Expect to discover 10 low-cost, non-pushy ways how you can find your first clients as a new freelancer in Belgium.
1. Find someone more experienced to work with
My first 2 years as a freelancer I was working with one customer, a business angel (a person investing in startups) as a project manager.
I learned a lot about how business works, I expanded my network, I learned about the needs in the market, I built experience (and confidence!) while getting paid.
2. Volunteer. Strategically
While I was working with my first client I wanted to expand my network even further. I was drawn to the startup- and technology world and thought the best way to meet those types of people are at conferences. So I started volunteering at conferences. This eventually led to my first real freelance gig as a social media marketer for a tech conference. This, in turn, gave me referrals to new assignments.
3. Contact potential clients
At the start, I tried to get meetings with interesting entrepreneurs to just learn about what they were doing and struggling with, or what goals and focuses they had. If we had a ‘click’ I would either refer them to a useful event or person that could help them. When relevant I would offer my services.
My first LinkedIn connection request or emails went something like this: “Hi, you are active with X. I’m doing Y and I’m considering to expand into that area/organise an event about it/writing about it and I’m looking to learn more. Would you be up for a coffee to give some advice?”
4. Join a co-working space
I got one of my first clients by joining a co-working space. I couldn’t afford the rent so I got a deal of helping out with some social media and events. This eventually led to also paid assignments with the owner of the co-working space.
5. Contact previous clients, yearly
I mark all my meetings in my Google calendar and I write daily in a five-year diary. There I add notes of the people I meet. Every year I reach out to my previous clients and tell them “Can you believe it, it’s this long since we met the first time. How are you, what are you up to nowadays?”. This usually leads to them asking the question back and this might lead to a new assignment.
If you don’t have a diary you can take an afternoon to go through your invoices from last year and reach out to your old clients to catch up.
6. Networking events
I used to hate networking events. To walk up to a group of people who all seemed to know each other made me feel very small. What helped was connecting with people before the event, via LinkedIn or mail. And to approach networking by asking myself how I can help people instead of selling.
7. Freelance platforms
To this day, I have never used recruitment agencies or job matchmaking platforms (companies that match open freelance assignments with freelancers seeking work) to find a project. I have a too broad set of skills to be a match for anything. But for some professionals, especially IT and digital marketing platforms can be very useful.

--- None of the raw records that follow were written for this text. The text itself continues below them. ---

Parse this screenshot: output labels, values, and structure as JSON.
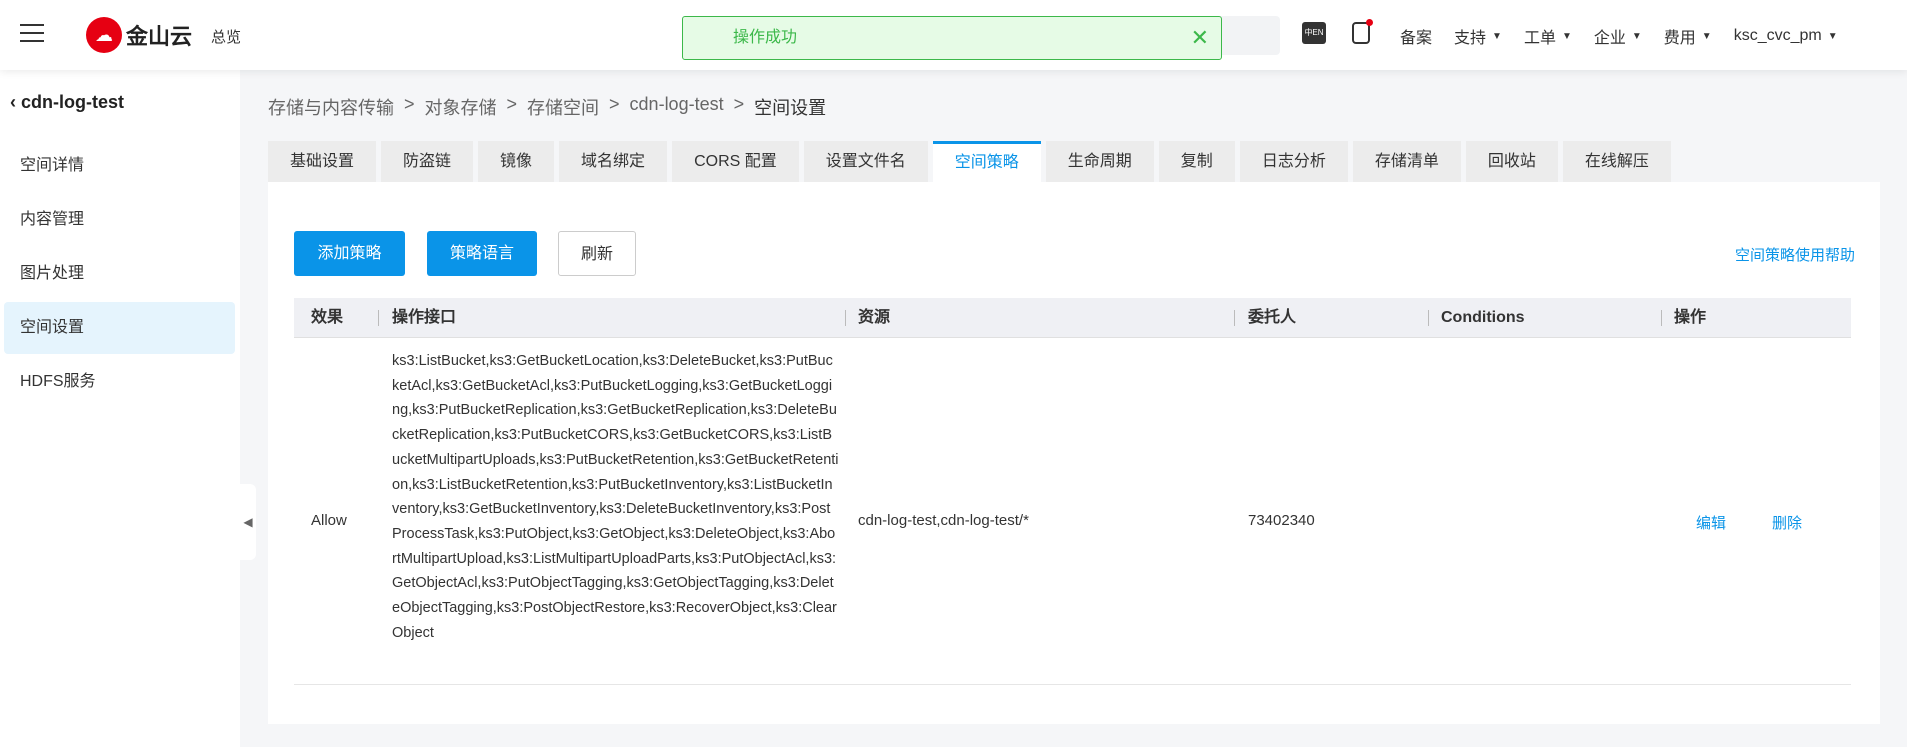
{
  "header": {
    "brand": "金山云",
    "overview": "总览",
    "toast": "操作成功",
    "nav": [
      {
        "label": "备案",
        "caret": false
      },
      {
        "label": "支持",
        "caret": true
      },
      {
        "label": "工单",
        "caret": true
      },
      {
        "label": "企业",
        "caret": true
      },
      {
        "label": "费用",
        "caret": true
      },
      {
        "label": "ksc_cvc_pm",
        "caret": true
      }
    ],
    "lang_icon": "中EN"
  },
  "sidebar": {
    "title": "cdn-log-test",
    "items": [
      "空间详情",
      "内容管理",
      "图片处理",
      "空间设置",
      "HDFS服务"
    ],
    "active": "空间设置"
  },
  "breadcrumb": [
    "存储与内容传输",
    "对象存储",
    "存储空间",
    "cdn-log-test",
    "空间设置"
  ],
  "tabs": [
    "基础设置",
    "防盗链",
    "镜像",
    "域名绑定",
    "CORS 配置",
    "设置文件名",
    "空间策略",
    "生命周期",
    "复制",
    "日志分析",
    "存储清单",
    "回收站",
    "在线解压"
  ],
  "active_tab": "空间策略",
  "toolbar": {
    "add": "添加策略",
    "lang": "策略语言",
    "refresh": "刷新",
    "help": "空间策略使用帮助"
  },
  "table": {
    "headers": [
      "效果",
      "操作接口",
      "资源",
      "委托人",
      "Conditions",
      "操作"
    ],
    "rows": [
      {
        "effect": "Allow",
        "actions": "ks3:ListBucket,ks3:GetBucketLocation,ks3:DeleteBucket,ks3:PutBucketAcl,ks3:GetBucketAcl,ks3:PutBucketLogging,ks3:GetBucketLogging,ks3:PutBucketReplication,ks3:GetBucketReplication,ks3:DeleteBucketReplication,ks3:PutBucketCORS,ks3:GetBucketCORS,ks3:ListBucketMultipartUploads,ks3:PutBucketRetention,ks3:GetBucketRetention,ks3:ListBucketRetention,ks3:PutBucketInventory,ks3:ListBucketInventory,ks3:GetBucketInventory,ks3:DeleteBucketInventory,ks3:PostProcessTask,ks3:PutObject,ks3:GetObject,ks3:DeleteObject,ks3:AbortMultipartUpload,ks3:ListMultipartUploadParts,ks3:PutObjectAcl,ks3:GetObjectAcl,ks3:PutObjectTagging,ks3:GetObjectTagging,ks3:DeleteObjectTagging,ks3:PostObjectRestore,ks3:RecoverObject,ks3:ClearObject",
        "resource": "cdn-log-test,cdn-log-test/*",
        "principal": "73402340",
        "conditions": "",
        "edit": "编辑",
        "delete": "删除"
      }
    ]
  },
  "colors": {
    "accent": "#0a94e8",
    "success": "#3cb84a",
    "brand": "#e60012"
  }
}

Some examples of Belgian job matching agencies and platforms are:
8. Speaking gigs
I sometimes get asked to speak at events about LinkedIn. I accept with delight, especially if the audience is the right one. Because getting in front of a room full of prospects and sharing my expertise almost always leads to a new opportunity.
9. Don’t say no
I dedicated my first year as a freelancer to exploring. This meant I never said no to an opportunity. That lead me to organise a cowboy party and other events, develop a website for a tequila importer, sell software, teaching and blog writing. This helped me learn what I like and I’m good at, and that customers valued and were willing to pay for.
10. Share about your work on social media
Once I got a new client when I announced in a post on LinkedIn that I had a new project, but I had still available for a day or 2 in the week. Now I share about what I do every day on LinkedIn.
Are you thinking about becoming a freelancer? See how Securex can help you take those first steps.